Home extensions can come in a variety of shapes and sizes, but conservatories tend to be the most popular for homeowners keen to create more space, particularly at the moment. But what about Cheshire orangeries instead? Here are the main differences between an orangery and a conservatory to help you work out which is right for you.
These were especially popular from the 17th to the 19th century and were a serious signifier of wealth and status. If you had an orangery on your grounds, you were generally considered to be very well heeled indeed. This type of home extension was used to grow citrus trees to help protect them during the winter months. As lemons and oranges become more readily available for less cold hard cash, orangeries began to be used instead to house exotic plants and other shrubbery.
These days, orangeries tend to come with a glass roof, big windows and lots of brickwork to really bring a touch of class and elegance to a home.
Conservatories really aren’t that much different to orangeries, the main difference being that they are typically attached to a house while orangeries can be kept elsewhere on the property such as the garden. While conservatories were originally used to protect herbs and shrubs, they are now generally used by people as a place to relax and unwind at the end of a long hard day.

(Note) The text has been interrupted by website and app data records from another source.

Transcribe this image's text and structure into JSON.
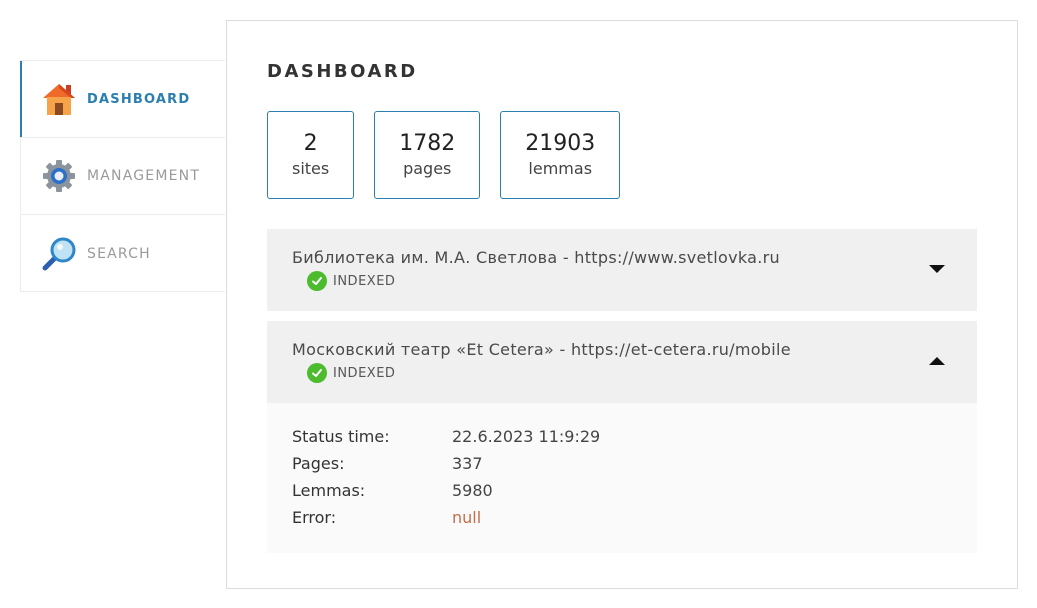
{
  "sidebar": {
    "items": [
      {
        "label": "DASHBOARD",
        "icon": "home-icon",
        "active": true
      },
      {
        "label": "MANAGEMENT",
        "icon": "gear-icon",
        "active": false
      },
      {
        "label": "SEARCH",
        "icon": "magnifier-icon",
        "active": false
      }
    ]
  },
  "main": {
    "title": "DASHBOARD",
    "stats": [
      {
        "value": "2",
        "label": "sites"
      },
      {
        "value": "1782",
        "label": "pages"
      },
      {
        "value": "21903",
        "label": "lemmas"
      }
    ],
    "sites": [
      {
        "name": "Библиотека им. М.А. Светлова - https://www.svetlovka.ru",
        "status": "INDEXED",
        "expanded": false
      },
      {
        "name": "Московский театр «Et Cetera» - https://et-cetera.ru/mobile",
        "status": "INDEXED",
        "expanded": true,
        "details": [
          {
            "key": "Status time:",
            "value": "22.6.2023 11:9:29"
          },
          {
            "key": "Pages:",
            "value": "337"
          },
          {
            "key": "Lemmas:",
            "value": "5980"
          },
          {
            "key": "Error:",
            "value": "null"
          }
        ]
      }
    ]
  },
  "colors": {
    "accent": "#2a7fb0",
    "indexed": "#4cbb2d",
    "error": "#c0704a"
  }
}
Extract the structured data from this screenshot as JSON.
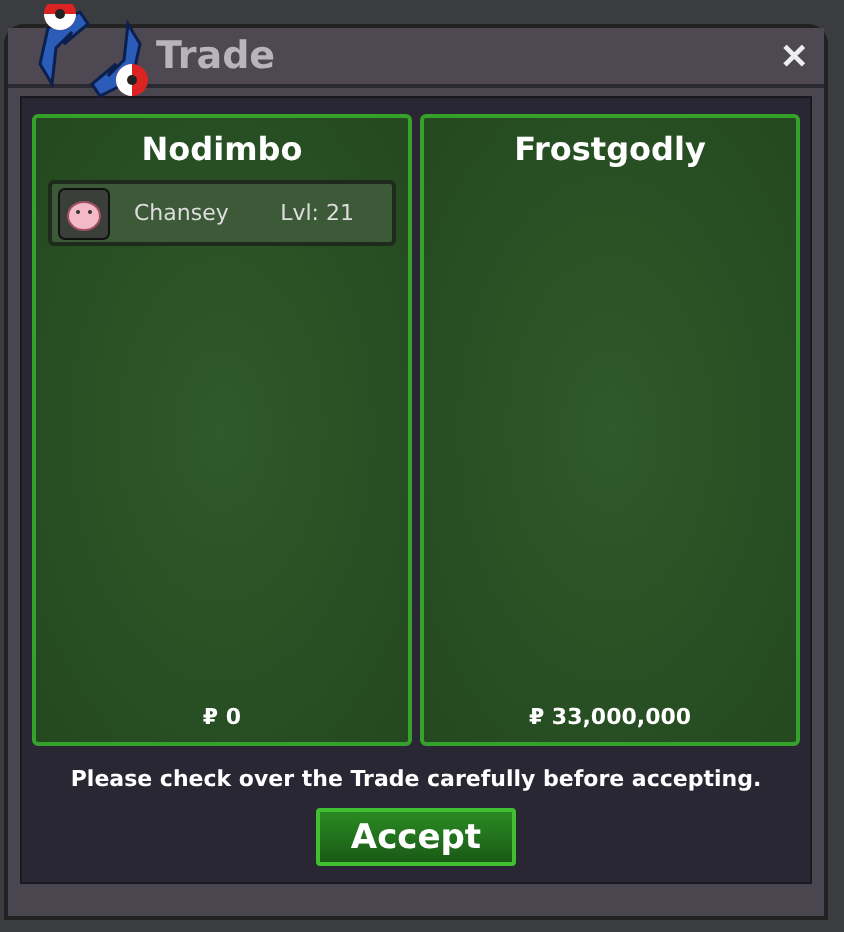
{
  "window": {
    "title": "Trade",
    "close": "✕"
  },
  "panels": [
    {
      "name": "Nodimbo",
      "items": [
        {
          "name": "Chansey",
          "level": "Lvl: 21"
        }
      ],
      "money": "₽ 0"
    },
    {
      "name": "Frostgodly",
      "money": "₽ 33,000,000"
    }
  ],
  "notice": "Please check over the Trade carefully before accepting.",
  "accept_button": "Accept"
}
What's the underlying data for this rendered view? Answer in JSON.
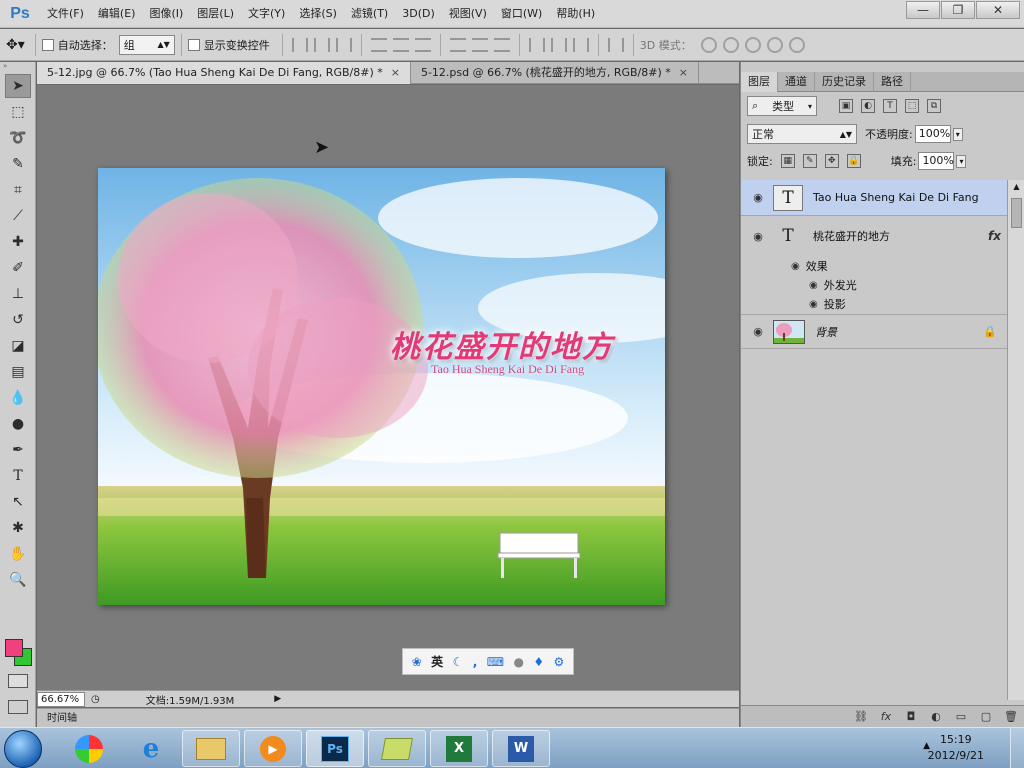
{
  "app": {
    "logo": "Ps"
  },
  "menu": [
    "文件(F)",
    "编辑(E)",
    "图像(I)",
    "图层(L)",
    "文字(Y)",
    "选择(S)",
    "滤镜(T)",
    "3D(D)",
    "视图(V)",
    "窗口(W)",
    "帮助(H)"
  ],
  "window_controls": {
    "minimize": "—",
    "restore": "❐",
    "close": "✕"
  },
  "options": {
    "auto_select_label": "自动选择：",
    "auto_select_value": "组",
    "show_transform_label": "显示变换控件",
    "mode3d_label": "3D 模式："
  },
  "tabs": [
    {
      "label": "5-12.jpg @ 66.7% (Tao Hua Sheng Kai De Di Fang, RGB/8#) *",
      "close": "×"
    },
    {
      "label": "5-12.psd @ 66.7% (桃花盛开的地方, RGB/8#) *",
      "close": "×"
    }
  ],
  "artwork": {
    "title": "桃花盛开的地方",
    "subtitle": "Tao Hua Sheng Kai De Di Fang"
  },
  "ime": {
    "lang": "英"
  },
  "status": {
    "zoom": "66.67%",
    "doc": "文档:1.59M/1.93M"
  },
  "timeline_label": "时间轴",
  "panels": {
    "tabs": [
      "图层",
      "通道",
      "历史记录",
      "路径"
    ],
    "filter_kind": "类型",
    "blend_mode": "正常",
    "opacity_label": "不透明度:",
    "opacity_value": "100%",
    "lock_label": "锁定:",
    "fill_label": "填充:",
    "fill_value": "100%"
  },
  "layers": [
    {
      "name": "Tao Hua Sheng Kai De Di Fang",
      "kind": "text",
      "selected": true
    },
    {
      "name": "桃花盛开的地方",
      "kind": "text",
      "fx": "fx"
    },
    {
      "name": "背景",
      "kind": "image",
      "locked": true
    }
  ],
  "effects": {
    "group": "效果",
    "items": [
      "外发光",
      "投影"
    ]
  },
  "taskbar": {
    "time": "15:19",
    "date": "2012/9/21"
  },
  "colors": {
    "foreground": "#f0407d",
    "background": "#30c830",
    "accent": "#2d7bc4"
  }
}
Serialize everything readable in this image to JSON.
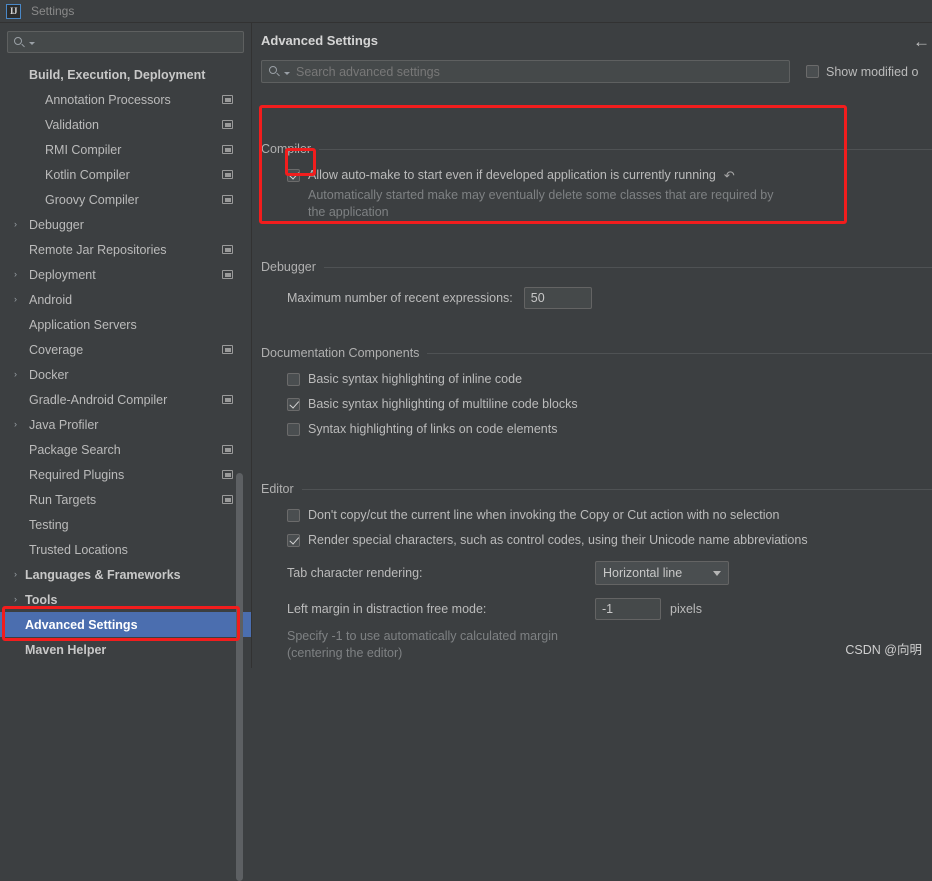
{
  "window": {
    "title": "Settings",
    "logo_text": "IJ"
  },
  "sidebar": {
    "search_placeholder": "",
    "items": [
      {
        "label": "Build, Execution, Deployment",
        "indent": 1,
        "arrow": "",
        "group": true,
        "badge": false,
        "selected": false
      },
      {
        "label": "Annotation Processors",
        "indent": 2,
        "arrow": "",
        "group": false,
        "badge": true,
        "selected": false
      },
      {
        "label": "Validation",
        "indent": 2,
        "arrow": "",
        "group": false,
        "badge": true,
        "selected": false
      },
      {
        "label": "RMI Compiler",
        "indent": 2,
        "arrow": "",
        "group": false,
        "badge": true,
        "selected": false
      },
      {
        "label": "Kotlin Compiler",
        "indent": 2,
        "arrow": "",
        "group": false,
        "badge": true,
        "selected": false
      },
      {
        "label": "Groovy Compiler",
        "indent": 2,
        "arrow": "",
        "group": false,
        "badge": true,
        "selected": false
      },
      {
        "label": "Debugger",
        "indent": 1,
        "arrow": "›",
        "group": false,
        "badge": false,
        "selected": false
      },
      {
        "label": "Remote Jar Repositories",
        "indent": 1,
        "arrow": "",
        "group": false,
        "badge": true,
        "selected": false
      },
      {
        "label": "Deployment",
        "indent": 1,
        "arrow": "›",
        "group": false,
        "badge": true,
        "selected": false
      },
      {
        "label": "Android",
        "indent": 1,
        "arrow": "›",
        "group": false,
        "badge": false,
        "selected": false
      },
      {
        "label": "Application Servers",
        "indent": 1,
        "arrow": "",
        "group": false,
        "badge": false,
        "selected": false
      },
      {
        "label": "Coverage",
        "indent": 1,
        "arrow": "",
        "group": false,
        "badge": true,
        "selected": false
      },
      {
        "label": "Docker",
        "indent": 1,
        "arrow": "›",
        "group": false,
        "badge": false,
        "selected": false
      },
      {
        "label": "Gradle-Android Compiler",
        "indent": 1,
        "arrow": "",
        "group": false,
        "badge": true,
        "selected": false
      },
      {
        "label": "Java Profiler",
        "indent": 1,
        "arrow": "›",
        "group": false,
        "badge": false,
        "selected": false
      },
      {
        "label": "Package Search",
        "indent": 1,
        "arrow": "",
        "group": false,
        "badge": true,
        "selected": false
      },
      {
        "label": "Required Plugins",
        "indent": 1,
        "arrow": "",
        "group": false,
        "badge": true,
        "selected": false
      },
      {
        "label": "Run Targets",
        "indent": 1,
        "arrow": "",
        "group": false,
        "badge": true,
        "selected": false
      },
      {
        "label": "Testing",
        "indent": 1,
        "arrow": "",
        "group": false,
        "badge": false,
        "selected": false
      },
      {
        "label": "Trusted Locations",
        "indent": 1,
        "arrow": "",
        "group": false,
        "badge": false,
        "selected": false
      },
      {
        "label": "Languages & Frameworks",
        "indent": 0,
        "arrow": "›",
        "group": true,
        "badge": false,
        "selected": false
      },
      {
        "label": "Tools",
        "indent": 0,
        "arrow": "›",
        "group": true,
        "badge": false,
        "selected": false
      },
      {
        "label": "Advanced Settings",
        "indent": 0,
        "arrow": "",
        "group": true,
        "badge": false,
        "selected": true
      },
      {
        "label": "Maven Helper",
        "indent": 0,
        "arrow": "",
        "group": true,
        "badge": false,
        "selected": false
      }
    ]
  },
  "main": {
    "title": "Advanced Settings",
    "back_arrow": "←",
    "search_placeholder": "Search advanced settings",
    "show_modified_label": "Show modified o",
    "show_modified_checked": false,
    "sections": {
      "compiler": {
        "title": "Compiler",
        "option_label": "Allow auto-make to start even if developed application is currently running",
        "option_checked": true,
        "revert_icon": "↶",
        "hint": "Automatically started make may eventually delete some classes that are required by the application"
      },
      "debugger": {
        "title": "Debugger",
        "field_label": "Maximum number of recent expressions:",
        "field_value": "50"
      },
      "documentation": {
        "title": "Documentation Components",
        "options": [
          {
            "label": "Basic syntax highlighting of inline code",
            "checked": false
          },
          {
            "label": "Basic syntax highlighting of multiline code blocks",
            "checked": true
          },
          {
            "label": "Syntax highlighting of links on code elements",
            "checked": false
          }
        ]
      },
      "editor": {
        "title": "Editor",
        "options": [
          {
            "label": "Don't copy/cut the current line when invoking the Copy or Cut action with no selection",
            "checked": false
          },
          {
            "label": "Render special characters, such as control codes, using their Unicode name abbreviations",
            "checked": true
          }
        ],
        "tab_rendering_label": "Tab character rendering:",
        "tab_rendering_value": "Horizontal line",
        "left_margin_label": "Left margin in distraction free mode:",
        "left_margin_value": "-1",
        "left_margin_unit": "pixels",
        "left_margin_hint": "Specify -1 to use automatically calculated margin (centering the editor)"
      }
    }
  },
  "watermark": "CSDN @向明",
  "colors": {
    "accent_selection": "#4b6eaf",
    "annotation_red": "#f21d1d",
    "panel_bg": "#3c3f41",
    "input_bg": "#45494a"
  }
}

They are usually made from aluminium and uPVC and feature a lot less brickwork than orangeries. Whichever you decide to go for, make sure you include double glazing to help it stay warm in winter and cool in summer.